I hope more people enjoy the links and that perhaps more people will have something interesting to say on this thread.


Dear Mystic1,

There is some interesting parallels: I too am (somewhat of) and information junkie and have been researching the subject for some time now. Also i too won't be building my place for a couple of years yet.

Perhaps we should do an information exchange of sorts if at eh? If you got any links or any other interesting "e-mailables" (word files etc), i would be keen to have them. Also it would be cool if we could temporarily trade books by mail but unless you happen to live sorta close the postage would probably make this not worthwhile. So this is prob. not an option but when you said you were and info junkie i got this vision of loads of sustainable books that i would love to browse through.

Do you own of copy of the EB "Comfort in any climate" book by the way?

As for links, i don't have tons of great ones anymore but for you (and others) here are some i liked a lot:

Perhaps the above links don't have as much useful/practical info as my previous ones. But i personally think they are all truly worthwhile all the same. No description from me this time. Perhaps you can post a description of them after you check them, Mystic. That description might then be an extra inspiration and source of info for others who find the links in this thread.



Sorry about my terrible spelling and grammar in my previous post. I did write it in the small hours of morning.

As for the thermal mass issue you raised mystic, i think that Oehler's houses have plenty of mass for most climes. I think this because basically all the walls, the roof covering and the floor as well in Oehler's houses are solid earth (which admittedly has not been rammed/compacted). Only the walls have a small layer of wood covering them, which actually lends them insulation.

If it turned out that thermal mass was somehow insufficient one could always use the old trick of water-filled barrels painted black. Conceivably one could also first build a house according to Oehler's system and if mass did turn out to be a problem later one could build a single -non-load bearing?- tire wall wherever there was the most direct (winter)sun in the house.

However i am not sure if that would be better than the barrel solution since i have heard many times that water has the best thermal capacities (better than earth or rock) of any naturally occurring material.
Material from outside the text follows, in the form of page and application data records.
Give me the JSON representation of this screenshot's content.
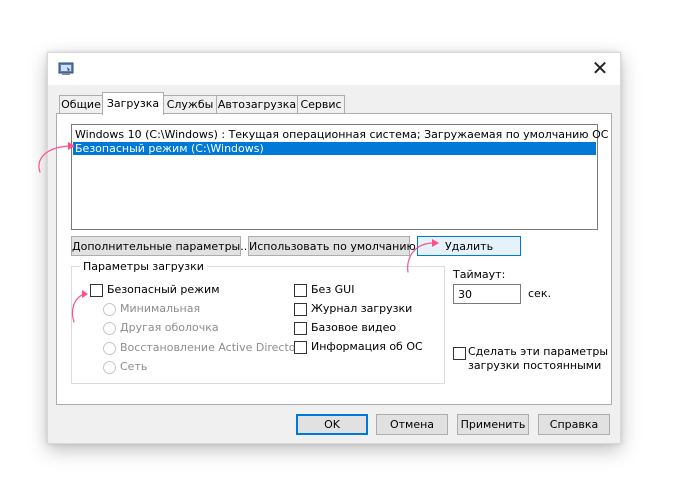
{
  "dialog": {
    "close_glyph": "✕",
    "tabs": [
      {
        "label": "Общие"
      },
      {
        "label": "Загрузка"
      },
      {
        "label": "Службы"
      },
      {
        "label": "Автозагрузка"
      },
      {
        "label": "Сервис"
      }
    ],
    "active_tab": "Загрузка"
  },
  "boot": {
    "os_entries": [
      {
        "label": "Windows 10 (C:\\Windows) : Текущая операционная система; Загружаемая по умолчанию ОС",
        "selected": false
      },
      {
        "label": "Безопасный режим (C:\\Windows)",
        "selected": true
      }
    ],
    "buttons": {
      "advanced": "Дополнительные параметры...",
      "set_default": "Использовать по умолчанию",
      "delete": "Удалить"
    },
    "options_group": {
      "title": "Параметры загрузки",
      "safe_boot": {
        "label": "Безопасный режим",
        "checked": false
      },
      "radios": [
        {
          "label": "Минимальная"
        },
        {
          "label": "Другая оболочка"
        },
        {
          "label": "Восстановление Active Directory"
        },
        {
          "label": "Сеть"
        }
      ],
      "checkboxes": [
        {
          "label": "Без GUI",
          "checked": false
        },
        {
          "label": "Журнал загрузки",
          "checked": false
        },
        {
          "label": "Базовое видео",
          "checked": false
        },
        {
          "label": "Информация  об ОС",
          "checked": false
        }
      ]
    },
    "timeout": {
      "label": "Таймаут:",
      "value": "30",
      "unit": "сек."
    },
    "persist": {
      "label_line1": "Сделать эти параметры",
      "label_line2": "загрузки постоянными",
      "checked": false
    }
  },
  "footer": {
    "ok": "OK",
    "cancel": "Отмена",
    "apply": "Применить",
    "help": "Справка"
  },
  "colors": {
    "selection": "#0078d7",
    "annotation": "#ff4f8b"
  }
}
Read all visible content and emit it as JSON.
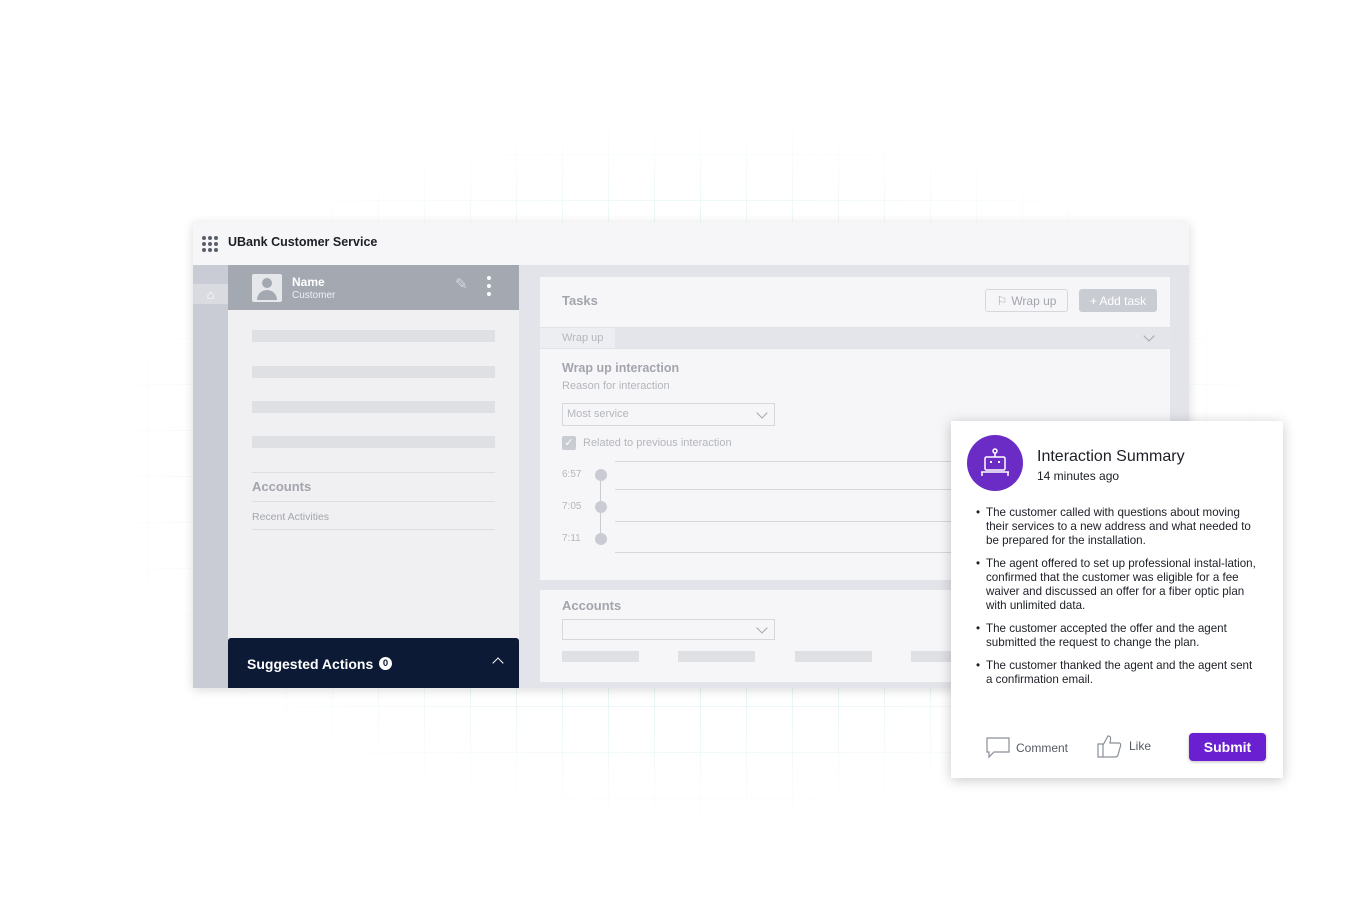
{
  "app": {
    "title": "UBank Customer Service"
  },
  "profile": {
    "name": "Name",
    "role": "Customer",
    "accounts_heading": "Accounts",
    "recent_label": "Recent Activities"
  },
  "suggested": {
    "label": "Suggested Actions",
    "count": "0"
  },
  "tasks": {
    "title": "Tasks",
    "wrap_button": "Wrap up",
    "add_button": "+ Add task",
    "wrap_row_label": "Wrap up",
    "wrap_interaction_title": "Wrap up interaction",
    "reason_label": "Reason for interaction",
    "reason_value": "Most service",
    "related_label": "Related to previous interaction",
    "timeline": [
      "6:57",
      "7:05",
      "7:11"
    ]
  },
  "accounts": {
    "title": "Accounts"
  },
  "summary": {
    "title": "Interaction Summary",
    "time": "14 minutes ago",
    "points": [
      "The customer called with questions about moving their services to a new address and what needed to be prepared for the installation.",
      "The agent offered to set up professional instal-lation, confirmed that the customer was eligible for a fee waiver and discussed an offer for a fiber optic plan with unlimited data.",
      "The customer accepted the offer and the agent submitted the request to change the plan.",
      "The customer thanked the agent and the agent sent a confirmation email."
    ],
    "comment_label": "Comment",
    "like_label": "Like",
    "submit_label": "Submit"
  },
  "colors": {
    "accent": "#6a1fd0",
    "bot_circle": "#6a2cc4",
    "suggested_bg": "#0c1a36"
  },
  "icons": [
    "apps-grid-icon",
    "home-icon",
    "user-icon",
    "pencil-icon",
    "kebab-icon",
    "chevron-up-icon",
    "flag-icon",
    "chevron-down-icon",
    "check-icon",
    "clock-icon",
    "bot-icon",
    "comment-icon",
    "thumbs-up-icon"
  ]
}
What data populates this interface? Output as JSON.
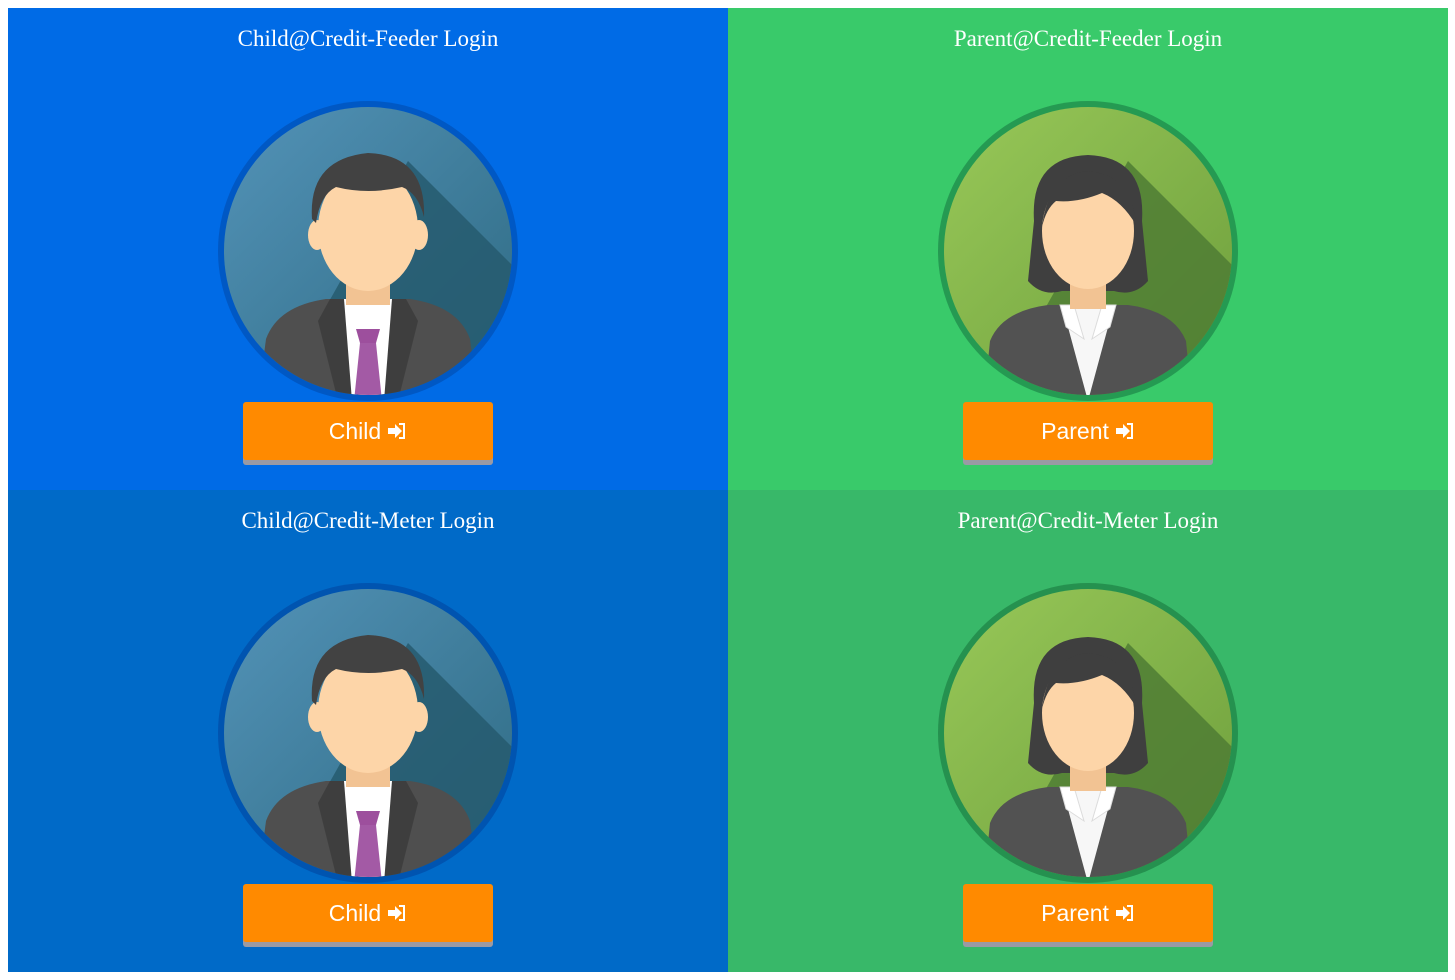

If one didn't like the look of barrels there are of course many simple solutions to this problem.

Or if there was really a need for it one could add a hyper-efficient wood heater such as a Finn-oven, Bekkasinen or Jotul heater. These heaters are also so efficient/burn at such high temperatures that they are quite 'green' and have other benefits such as cooking (means you need less solar power because you won't be using an electric range) atmosphere, heating up water.

Either of the above solutions would be much less work than building all the load-bearing walls from earth-rammed tires.